TASK PROMPT. Check each line below for the word "countries". How many have it? Answer with the number only.

INPUT DATA.
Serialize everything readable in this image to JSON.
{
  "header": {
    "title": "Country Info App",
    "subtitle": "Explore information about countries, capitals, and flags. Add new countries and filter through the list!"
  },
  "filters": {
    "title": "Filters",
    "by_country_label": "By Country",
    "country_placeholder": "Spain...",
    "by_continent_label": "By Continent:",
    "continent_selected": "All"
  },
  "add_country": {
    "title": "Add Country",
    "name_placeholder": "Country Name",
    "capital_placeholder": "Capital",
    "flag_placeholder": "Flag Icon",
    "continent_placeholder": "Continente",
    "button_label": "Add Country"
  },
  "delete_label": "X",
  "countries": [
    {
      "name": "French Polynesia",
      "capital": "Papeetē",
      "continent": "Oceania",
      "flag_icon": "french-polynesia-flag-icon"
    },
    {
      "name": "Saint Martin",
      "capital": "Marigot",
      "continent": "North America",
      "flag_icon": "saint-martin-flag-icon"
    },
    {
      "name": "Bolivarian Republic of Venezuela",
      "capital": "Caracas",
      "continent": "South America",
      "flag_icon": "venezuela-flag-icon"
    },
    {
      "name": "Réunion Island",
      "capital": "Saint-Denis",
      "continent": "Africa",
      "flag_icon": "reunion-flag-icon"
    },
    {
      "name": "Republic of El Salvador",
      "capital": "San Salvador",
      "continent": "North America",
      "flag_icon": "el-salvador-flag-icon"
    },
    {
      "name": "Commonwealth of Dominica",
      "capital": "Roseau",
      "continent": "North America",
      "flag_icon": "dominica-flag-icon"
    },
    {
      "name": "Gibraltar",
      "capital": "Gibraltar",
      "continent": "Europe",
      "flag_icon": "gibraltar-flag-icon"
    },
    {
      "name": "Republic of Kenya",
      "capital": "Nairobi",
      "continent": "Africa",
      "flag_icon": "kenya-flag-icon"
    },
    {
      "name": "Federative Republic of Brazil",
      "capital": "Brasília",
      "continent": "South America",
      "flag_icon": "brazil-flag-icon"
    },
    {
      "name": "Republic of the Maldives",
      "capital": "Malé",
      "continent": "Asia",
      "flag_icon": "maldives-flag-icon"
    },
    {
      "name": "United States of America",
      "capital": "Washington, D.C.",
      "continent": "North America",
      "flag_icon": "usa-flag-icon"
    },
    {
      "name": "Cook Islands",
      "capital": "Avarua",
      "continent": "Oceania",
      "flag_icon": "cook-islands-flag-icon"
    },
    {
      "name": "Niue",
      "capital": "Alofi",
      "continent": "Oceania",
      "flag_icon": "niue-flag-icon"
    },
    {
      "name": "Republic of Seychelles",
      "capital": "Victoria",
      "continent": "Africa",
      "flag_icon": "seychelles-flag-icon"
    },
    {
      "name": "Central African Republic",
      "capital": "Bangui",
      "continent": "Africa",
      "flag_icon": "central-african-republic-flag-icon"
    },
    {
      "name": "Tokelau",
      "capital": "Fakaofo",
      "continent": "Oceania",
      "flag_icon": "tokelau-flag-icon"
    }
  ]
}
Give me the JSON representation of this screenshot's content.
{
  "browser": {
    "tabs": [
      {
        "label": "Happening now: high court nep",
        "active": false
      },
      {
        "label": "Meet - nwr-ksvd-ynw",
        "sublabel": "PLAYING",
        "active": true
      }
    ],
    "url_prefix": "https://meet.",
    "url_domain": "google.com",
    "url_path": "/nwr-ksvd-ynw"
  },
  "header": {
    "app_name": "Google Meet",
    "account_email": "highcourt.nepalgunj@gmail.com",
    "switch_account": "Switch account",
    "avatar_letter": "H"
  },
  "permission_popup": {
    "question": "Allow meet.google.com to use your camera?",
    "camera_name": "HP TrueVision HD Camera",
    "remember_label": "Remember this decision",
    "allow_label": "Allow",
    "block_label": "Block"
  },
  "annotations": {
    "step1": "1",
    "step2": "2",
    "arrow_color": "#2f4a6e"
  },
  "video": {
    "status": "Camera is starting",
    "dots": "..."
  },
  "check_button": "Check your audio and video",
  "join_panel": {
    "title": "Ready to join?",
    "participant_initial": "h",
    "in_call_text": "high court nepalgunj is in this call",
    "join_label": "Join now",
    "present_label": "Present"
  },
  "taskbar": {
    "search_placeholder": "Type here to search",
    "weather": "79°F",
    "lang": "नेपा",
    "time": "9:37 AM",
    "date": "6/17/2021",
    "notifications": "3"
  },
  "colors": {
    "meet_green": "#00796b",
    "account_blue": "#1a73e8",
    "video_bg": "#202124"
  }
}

TASK RESULT. 2